There are other changes too. Like Ken Robinson said: it’s time to revolutionize education. Let’s move away from the linear, and get into the organic. Our politics are becoming empirical: we’re once again focused on the humanities. Gay Rights, Woman’s Rights, race, healthcare, clean energy: all are at the forefront of what Americans are debating. Even the more subtle movements: the death penalty, doctor assisted suicide, immigration and citizenship, obesity, bullying: all humanities. The other day my coworker told me she doesn’t shop st Starbucks because of their inhumane buisness procedures. That’s a person voting with their dollars, boycotting based solely on the way a buisness treats its employees. SeaWorld is facing a similar delimma, with Blackfish exposing the way they treat their whales. It’s a phenomenon nobody was paying attention to a decade ago, that now has the world looking on, judging and thinking. A few day’s ago Robin William passed away. And you know what filled up my Facebook Timeline? Quotes. People sharing inspration in the form of abstract thoughts. The same thing happened with Maya Angelou. Ten years ago, when we didn’t have Facebook, we couldn’t share these quotes. People died and that was the end. Five years ago we could, but we didn’t. Now the first thing we do in remberance of someone is find a quote; a thought that they had that speaks to us, and we pay homage to the thought of them. That’s empirical!
We’re on the cusp of a beautiful horizon. We’ve conquered the technology, we’ve got a man on the moon, we can video chat from half the world away, the atomic bomb is the pinnacle of weaponry. In an age soon to come we’ll focus on the human mind, the philosophy behind who we are.

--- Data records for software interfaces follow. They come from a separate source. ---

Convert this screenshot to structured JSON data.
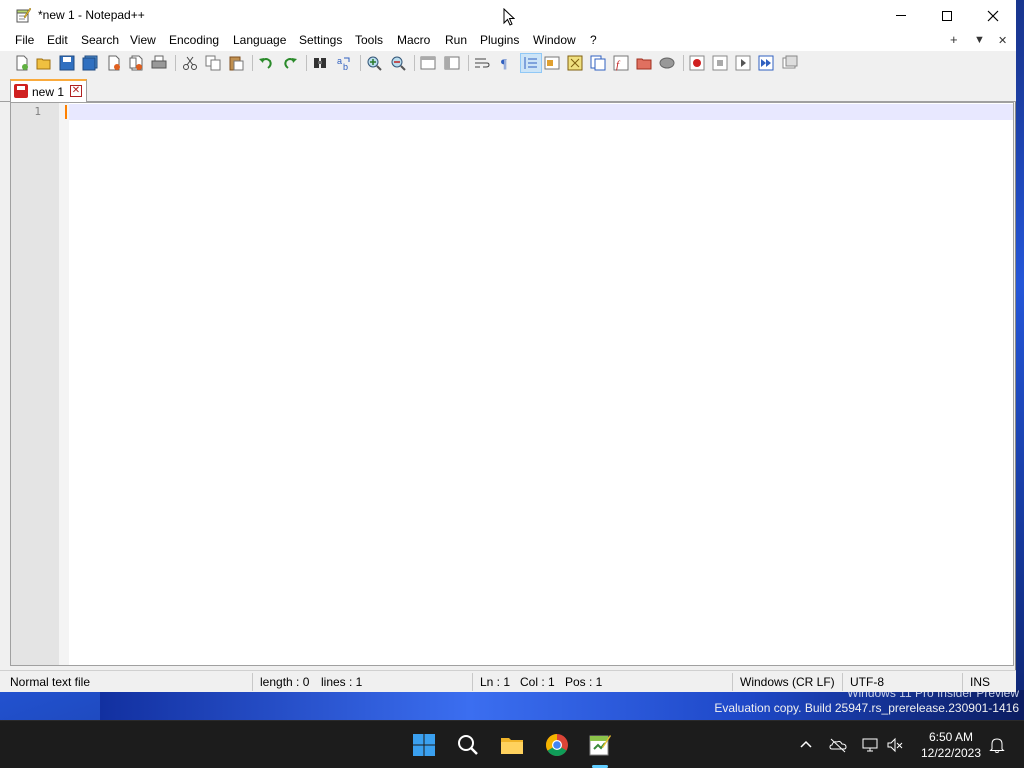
{
  "window": {
    "title": "*new 1 - Notepad++"
  },
  "menu": {
    "items": [
      "File",
      "Edit",
      "Search",
      "View",
      "Encoding",
      "Language",
      "Settings",
      "Tools",
      "Macro",
      "Run",
      "Plugins",
      "Window",
      "?"
    ],
    "right": [
      "+",
      "▼",
      "✕"
    ]
  },
  "tabs": [
    {
      "label": "new 1",
      "modified": true
    }
  ],
  "editor": {
    "line_numbers": [
      "1"
    ],
    "content": ""
  },
  "status": {
    "file_type": "Normal text file",
    "length": "length : 0",
    "lines": "lines : 1",
    "ln": "Ln : 1",
    "col": "Col : 1",
    "pos": "Pos : 1",
    "eol": "Windows (CR LF)",
    "encoding": "UTF-8",
    "mode": "INS"
  },
  "desktop": {
    "watermark_line1": "Windows 11 Pro Insider Preview",
    "watermark_line2": "Evaluation copy. Build 25947.rs_prerelease.230901-1416"
  },
  "taskbar": {
    "apps": [
      "start-icon",
      "search-icon",
      "file-explorer-icon",
      "chrome-icon",
      "notepadpp-icon"
    ],
    "tray": [
      "chevron-up-icon",
      "onedrive-offline-icon",
      "network-icon",
      "volume-muted-icon",
      "notification-bell-icon"
    ],
    "time": "6:50 AM",
    "date": "12/22/2023"
  },
  "colors": {
    "tab_accent": "#faaa3c",
    "caret": "#ff8000",
    "current_line": "#e8e8ff",
    "taskbar_bg": "#1c1c1c",
    "active_indicator": "#60cdff"
  }
}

Art, creativity, human rights etc. are going to explode. The Empirical Revolution is once again going to change our entire life.
** Ken Robinson’s 2010 TED Talk: